Blog: Government cash just the carrot for pregnant mums
Dean Best | 10 September 2007
The phrase “nanny state” rankles with me. Governments are too often – and too easily – criticized for not doing enough to tackle a range of social ills. In the UK, for instance, the Government is constantly targeted for not being proactive enough in dealing with issues like obesity and binge drinking.
Don’t get me wrong, governments have a central and vital role in tackling these ticking social timebombs. Yet when a perfectly reasonable idea is touted to tackle these issues head on, we hear the familiar cry of a “nanny state”, cries that the Government should not “interfere” with how we run our lives. Well, we can’t have it both ways. And the UK government’s idea of giving pregnant women cash to spend on fresh fruit and veg is an eminently sensible way of the state intervening to improve the population’s health.
The measure, to be introduced in 2009, will see all expectant mothers given a one-off payment of around GBP120 (US$244) to spend on healthy food when they are seven months pregnant. Sure, some could argue that perhaps seven months is a bit late when trying to boost the nutrition a foetus gets in the womb. And, of course, while there is no compulsion to spend the cash on mangoes, melons or mushrooms, women may spend the money on alcohol and cigarettes instead.
In some quarters, the measure has been derided as a misguided policy from the “nanny state”. However, combined with intensifying health campaigns on the importance of a balanced diet – as well as the dangers of drinking and smoking during pregnancy – the cash may just be the carrot many mothers need to give their kids’ a healthier start in life.
Danone completed its US$12.5bn acquisition of WhiteWave Foods this week. The move will roughly double Danone's presence in North America, where WhiteWave is a top four dairy player. ...
Premier Foods plc revealed today (28 March) it has secured a deal with its pension scheme trustees that will see the UK food maker reduce its pension burden....
Hain Celestial, under the scrutiny of the investment community in recent months and facing some challenges in its domestic market, has announced another shuffling of its management pack....
FrieslandCampina, which today served up higher profits but lower sales for 2016, is ready to offload the last non-dairy business owned by the Dutch cooperative giant....
- Interview: Sir Kensington's on sale to Unilever
- Analysis: Post discusses rationale for Weetabix
- Who will buy Danone's Stonyfield business?
- Interview: "Disruptive" snack brand Hippeas
- Column: Why snacking is the new meal

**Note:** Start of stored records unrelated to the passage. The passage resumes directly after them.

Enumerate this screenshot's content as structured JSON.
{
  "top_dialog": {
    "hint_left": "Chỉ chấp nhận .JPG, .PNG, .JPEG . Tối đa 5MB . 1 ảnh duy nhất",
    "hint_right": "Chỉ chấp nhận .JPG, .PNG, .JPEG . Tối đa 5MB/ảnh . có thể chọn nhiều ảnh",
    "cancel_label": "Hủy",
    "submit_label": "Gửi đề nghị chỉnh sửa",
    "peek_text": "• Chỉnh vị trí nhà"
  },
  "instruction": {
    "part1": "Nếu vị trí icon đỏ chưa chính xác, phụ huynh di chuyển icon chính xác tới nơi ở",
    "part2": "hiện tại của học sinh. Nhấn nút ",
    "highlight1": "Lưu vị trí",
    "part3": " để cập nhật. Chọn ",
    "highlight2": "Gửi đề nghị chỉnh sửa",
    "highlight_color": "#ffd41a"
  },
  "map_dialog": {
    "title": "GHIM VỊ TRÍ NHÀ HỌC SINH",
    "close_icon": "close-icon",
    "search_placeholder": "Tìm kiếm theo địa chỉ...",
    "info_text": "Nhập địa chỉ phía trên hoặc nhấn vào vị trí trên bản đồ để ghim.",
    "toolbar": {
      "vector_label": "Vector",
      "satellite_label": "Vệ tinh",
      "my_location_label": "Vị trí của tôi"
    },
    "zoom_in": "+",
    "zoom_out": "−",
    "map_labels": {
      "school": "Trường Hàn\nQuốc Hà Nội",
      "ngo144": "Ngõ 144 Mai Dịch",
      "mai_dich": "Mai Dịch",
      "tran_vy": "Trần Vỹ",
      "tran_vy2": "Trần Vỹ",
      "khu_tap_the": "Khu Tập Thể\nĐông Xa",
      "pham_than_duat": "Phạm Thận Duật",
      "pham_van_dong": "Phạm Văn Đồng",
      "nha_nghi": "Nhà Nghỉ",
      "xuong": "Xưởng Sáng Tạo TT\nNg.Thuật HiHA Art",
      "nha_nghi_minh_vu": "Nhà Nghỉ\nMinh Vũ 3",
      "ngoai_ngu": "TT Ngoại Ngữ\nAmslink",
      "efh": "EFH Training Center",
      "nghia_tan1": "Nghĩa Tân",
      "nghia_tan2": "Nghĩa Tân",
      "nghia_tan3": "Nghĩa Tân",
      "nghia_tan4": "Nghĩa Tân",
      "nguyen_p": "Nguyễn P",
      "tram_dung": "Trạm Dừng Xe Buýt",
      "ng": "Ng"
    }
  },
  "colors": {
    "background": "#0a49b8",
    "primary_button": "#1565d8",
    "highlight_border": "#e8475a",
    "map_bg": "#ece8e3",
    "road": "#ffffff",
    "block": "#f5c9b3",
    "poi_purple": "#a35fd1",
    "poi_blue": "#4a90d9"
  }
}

- Unilever buys US condiments maker Sir Kensington's
- Ice cream helps Unilever sales, food flat
- Nestle organic growth slows but beats expectations
- Dairy dampens Danone in Q1
- Icelandic to sell Saucy Fish Co. owner Seachill